  2. RegEx rules are evaluated in their order and the first rule matched is used. Therefore, strive to place common key name patterns at the beginning of the rule list.
  3. Key names that do not match any of the RegEx rules will trigger an error.
  4. The ‘.*(?<tag>)’ RegEx rule forces keys into a single slot because the hash key will always be empty. Therefore, when used, this should be the last, catch-all rule.
  5. The following flag is enabled in the regular expression parser:
    PCRE_ANCHORED: the pattern is constrained to match only at the start of the string being searched.

Changing the sharding policy

The sharding policy of a clustered database can be changed. However, most sharding policy changes trigger the deletion (i.e., FLUSHDB) of the data before they can be applied.

Examples of such changes include:

  • Changing the hashing policy from standard to custom or conversely, custom to standard.
  • Changing the order of custom hashing policy rules.
  • Adding new rules in the custom hashing policy.
  • Deleting rules from the custom hashing policy.

Note: The recommended workaround for updates that are not enabled, or require flushing the database, is to back up the database and import the data to a newly configured database.

Multi-Key operations
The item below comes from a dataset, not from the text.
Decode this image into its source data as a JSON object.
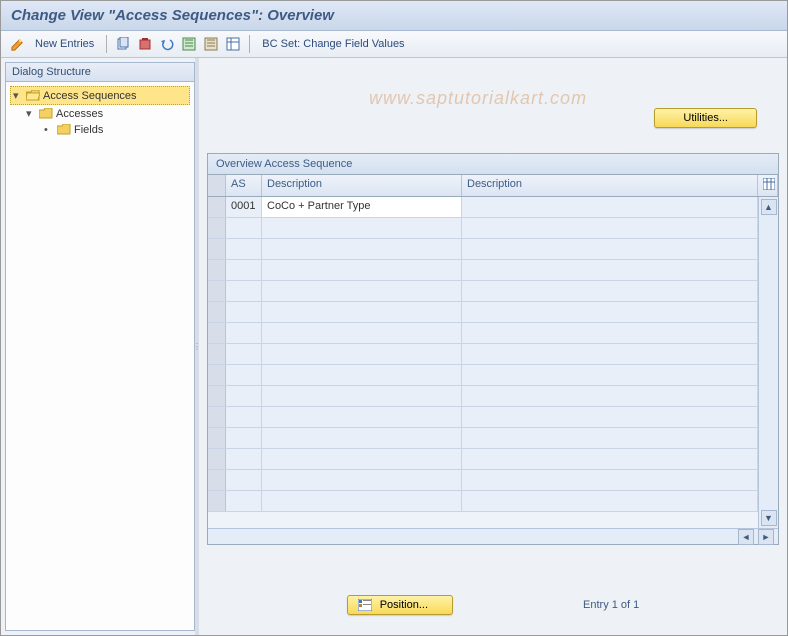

Operations on multiple keys in a clustered database are supported with the following limitations:

  • Multi-key commands: Redis offers several commands that accept multiple keys as arguments. In a clustered database, most multi-key commands are not allowed across tags.The following multi-key commands are allowed across tags: DEL, MSET, MGET, KEYS, HMGET, HMSET, FLUSHALL.
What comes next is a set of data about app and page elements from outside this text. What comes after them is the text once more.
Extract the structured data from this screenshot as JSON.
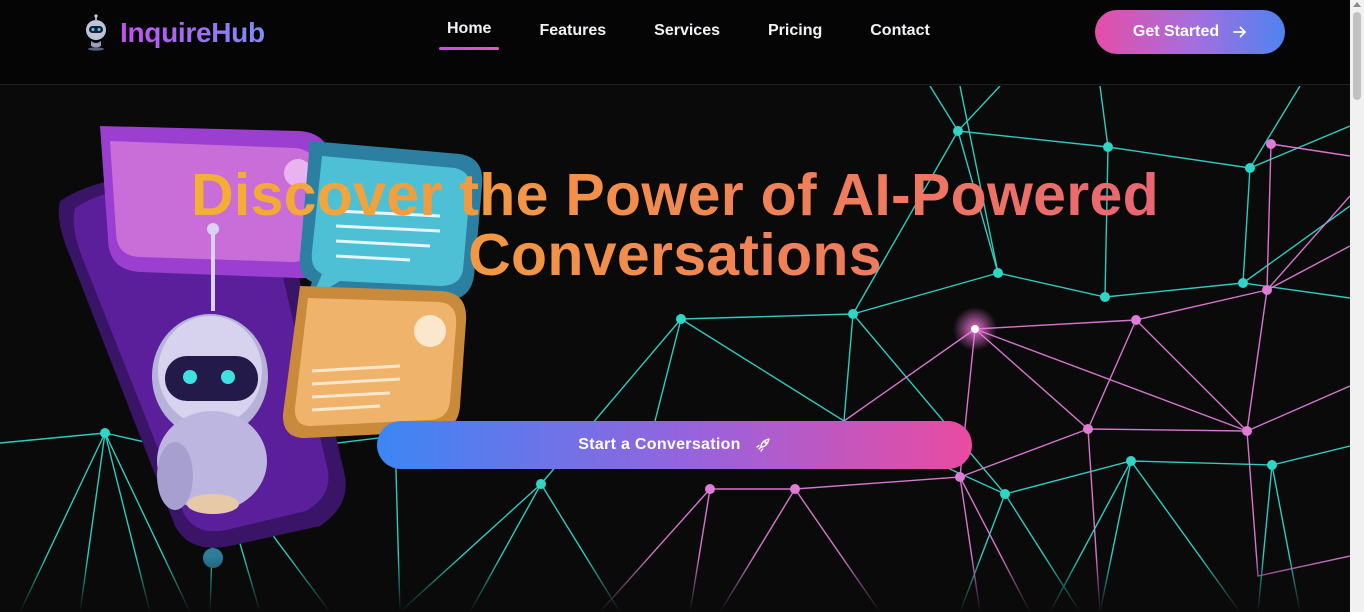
{
  "brand": {
    "name": "InquireHub",
    "icon": "robot-head-icon"
  },
  "nav": {
    "items": [
      {
        "label": "Home",
        "active": true
      },
      {
        "label": "Features",
        "active": false
      },
      {
        "label": "Services",
        "active": false
      },
      {
        "label": "Pricing",
        "active": false
      },
      {
        "label": "Contact",
        "active": false
      }
    ],
    "cta_label": "Get Started",
    "cta_icon": "arrow-right-icon"
  },
  "hero": {
    "headline_line1": "Discover the Power of AI-Powered",
    "headline_line2": "Conversations",
    "button_label": "Start a Conversation",
    "button_icon": "rocket-icon",
    "illustration": "robot-chat-phone-illustration",
    "background": "network-mesh-graphic"
  },
  "colors": {
    "background": "#0a0a0b",
    "brand_gradient": [
      "#c450f0",
      "#7e8cf5"
    ],
    "headline_gradient": [
      "#f6c12a",
      "#e65880"
    ],
    "cta_gradient": [
      "#e44ea6",
      "#4f83f0"
    ],
    "mesh_cyan": "#2fd6c8",
    "mesh_pink": "#e07bd8"
  }
}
    Note: When using these commands in a sharded setup, the command is distributed across multiple shards and the responses from all shards are combined into a single response.

    All other multi-key commands are not allowed across tags and if used across tags will return an error.
    Examples of such commands are: BITOP, BLPOP, BRPOP, BRPOPLPUSH, MSETNX, RPOPLPUSH, SDIFF, SDIFFSTORE, SINTER, SINTERSTORE, SMOVE, SORT, SUNION, ZINTERSTORE, ZUNIONSTORE.

  • Geo commands: In GEORADIUS/GEOREADIUSBYMEMBER commands, the STORE and STOREDIST option can only be used when all affected keys reside in the same slot.
  • Transactions: All operations within a WATCH / MULTI / EXEC block should be performed on keys that have the same tag.
  • Lua scripts: All keys used by a Lua script must have the same tag and must be provided as arguments to the EVAL / EVALSHA commands (as per the Redis specification). Using keys in a Lua script that were not provided as arguments might violate the sharding concept but will not result in the proper violation error being returned.
  • Renaming keys: The use of the RENAME / RENAMENX commands is allowed only when the key’s original and new values are mapped to the same tag.

Previous
Next